Your Strength, Your Baby: Reducing Maternal Depression and Promoting Infant Social-Emotional Health and Development
Research shows that the combination of economic disadvantage and lack of nurturing parenting skills result in particularly high infant susceptibility to the effects of early negative parenting. For infants facing early adversity, intervening early and targeting specific nurturing parent behaviors has proven to be effective in promoting infant social-emotional trajectories.
However, maternal depression skyrockets during early infancy, especially for low-income women, and mothers who are depressed struggle to engage in focused parenting-interventions to improve infant outcomes. A very low percentage of mothers seek or receive treatment for postpartum depression and current postpartum depression treatment approaches operate separately from targeted parent programs that promote nurturing parent behaviors demonstrated to improve infant outcomes.

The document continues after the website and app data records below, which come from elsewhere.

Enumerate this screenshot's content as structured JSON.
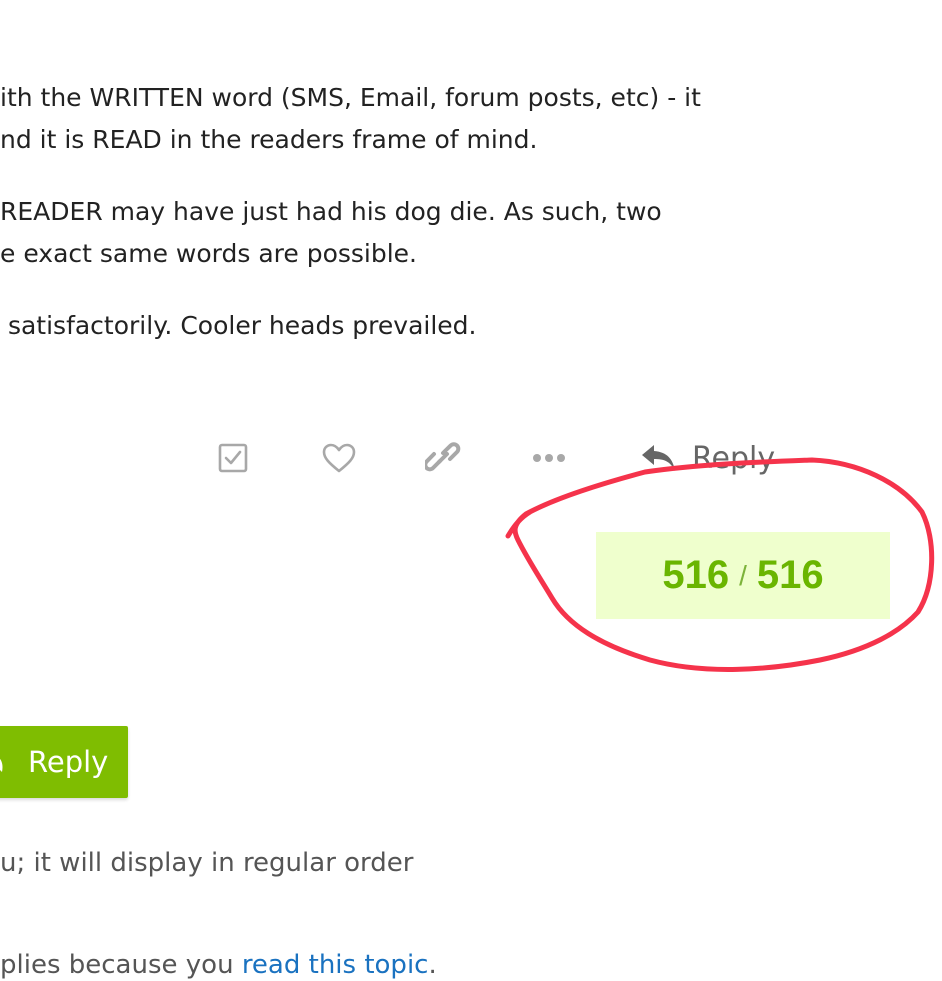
{
  "post": {
    "paragraphs": [
      {
        "line1": "ith the WRITTEN word (SMS, Email, forum posts, etc) - it",
        "line2": "nd it is READ in the readers frame of mind."
      },
      {
        "line1": "READER may have just had his dog die. As such, two",
        "line2": "e exact same words are possible."
      },
      {
        "line1": " satisfactorily. Cooler heads prevailed."
      }
    ],
    "actions": {
      "bookmark_icon": "check-square-icon",
      "like_icon": "heart-icon",
      "link_icon": "link-icon",
      "more_icon": "ellipsis-icon",
      "reply_icon": "reply-arrow-icon",
      "reply_label": "Reply"
    }
  },
  "progress": {
    "current": "516",
    "separator": "/",
    "total": "516"
  },
  "annotation": {
    "type": "freehand-circle",
    "color": "#f5334b"
  },
  "footer": {
    "reply_button_label": "Reply",
    "reply_button_icon": "reply-arrow-icon",
    "order_note": "u; it will display in regular order",
    "notification_prefix": "plies because you ",
    "notification_link": "read this topic",
    "notification_suffix": "."
  },
  "colors": {
    "accent_green": "#7fbd01",
    "progress_bg": "#efffcd",
    "progress_text": "#6ab500",
    "link_blue": "#1a72c0",
    "muted_icon": "#9a9a9a"
  }
}
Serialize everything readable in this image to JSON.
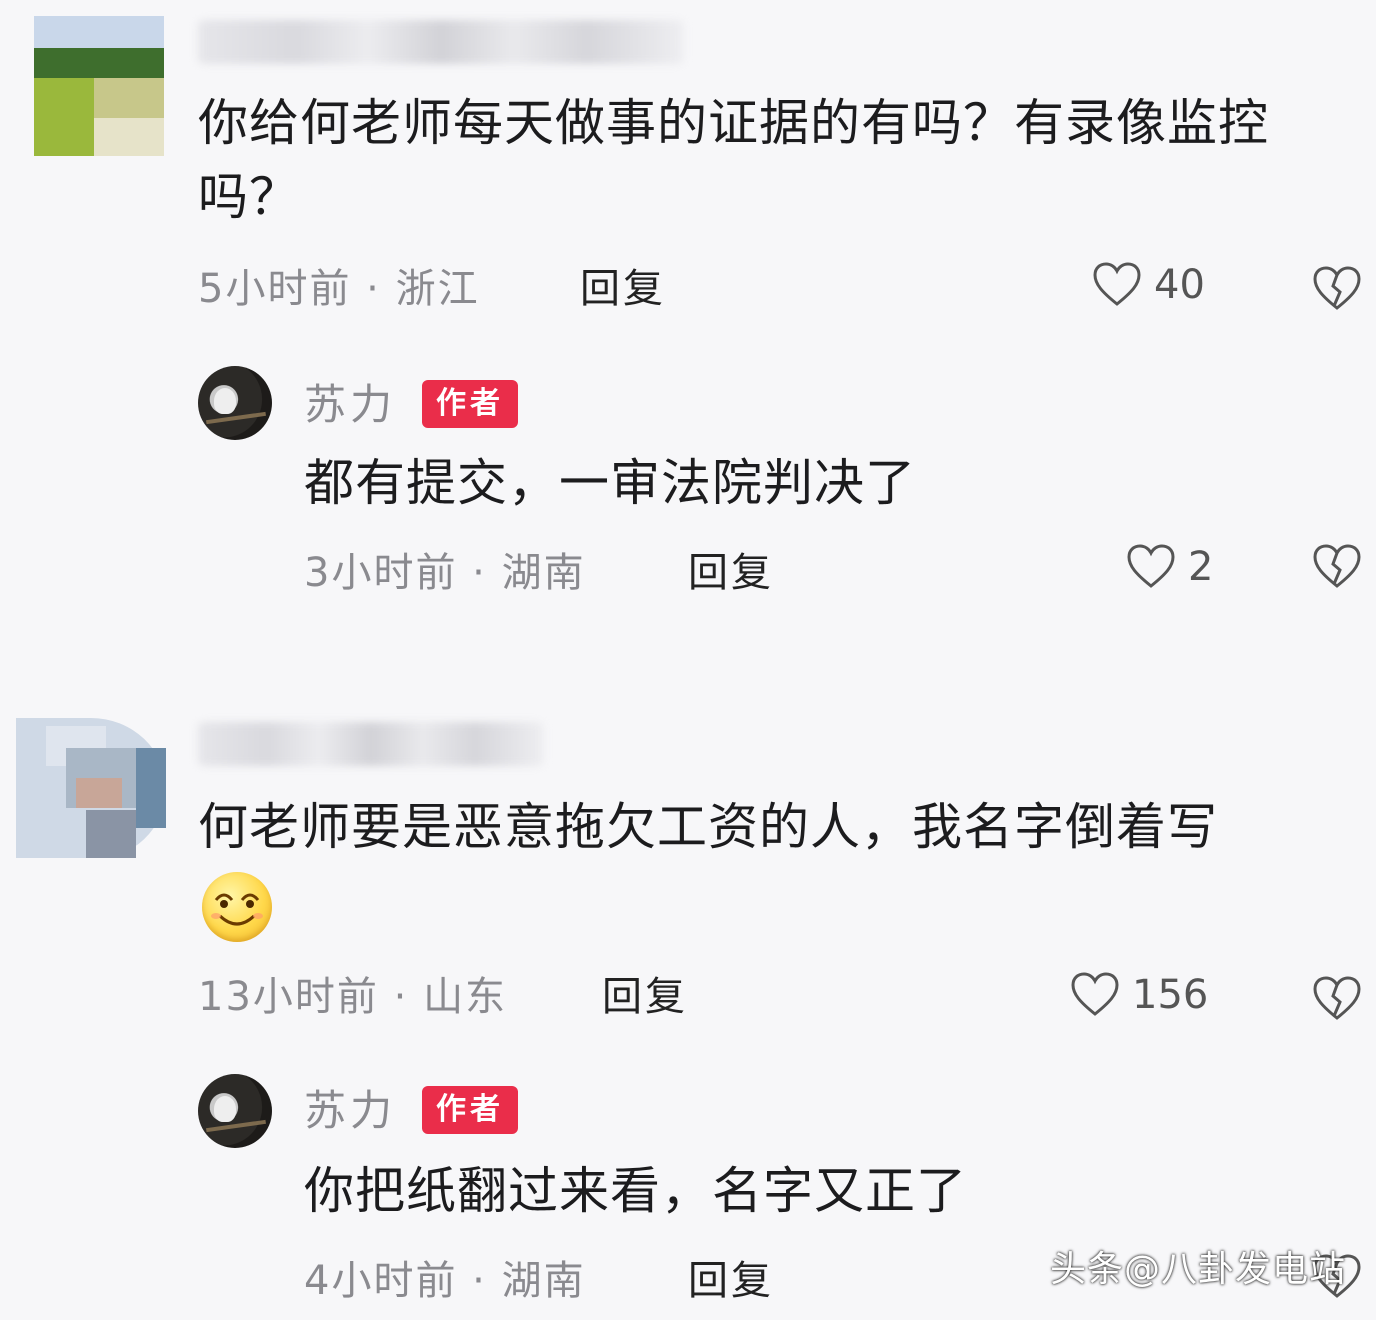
{
  "comments": [
    {
      "text": "你给何老师每天做事的证据的有吗？有录像监控吗？",
      "time": "5小时前",
      "location": "浙江",
      "reply_label": "回复",
      "likes": "40",
      "reply": {
        "author": "苏力",
        "badge": "作者",
        "text": "都有提交，一审法院判决了",
        "time": "3小时前",
        "location": "湖南",
        "reply_label": "回复",
        "likes": "2"
      }
    },
    {
      "text": "何老师要是恶意拖欠工资的人，我名字倒着写",
      "emoji": "smiling-face-emoji",
      "time": "13小时前",
      "location": "山东",
      "reply_label": "回复",
      "likes": "156",
      "reply": {
        "author": "苏力",
        "badge": "作者",
        "text": "你把纸翻过来看，名字又正了",
        "time": "4小时前",
        "location": "湖南",
        "reply_label": "回复"
      }
    }
  ],
  "separator": " · ",
  "watermark": "头条@八卦发电站",
  "icons": {
    "like": "heart-outline-icon",
    "dislike": "broken-heart-icon"
  }
}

In this subcontract with the University of Georgia, Feil and his team are combining a proven web-based maternal depression intervention with a program to help new mothers learn parenting skills to foster healthy social and emotional development in their infants.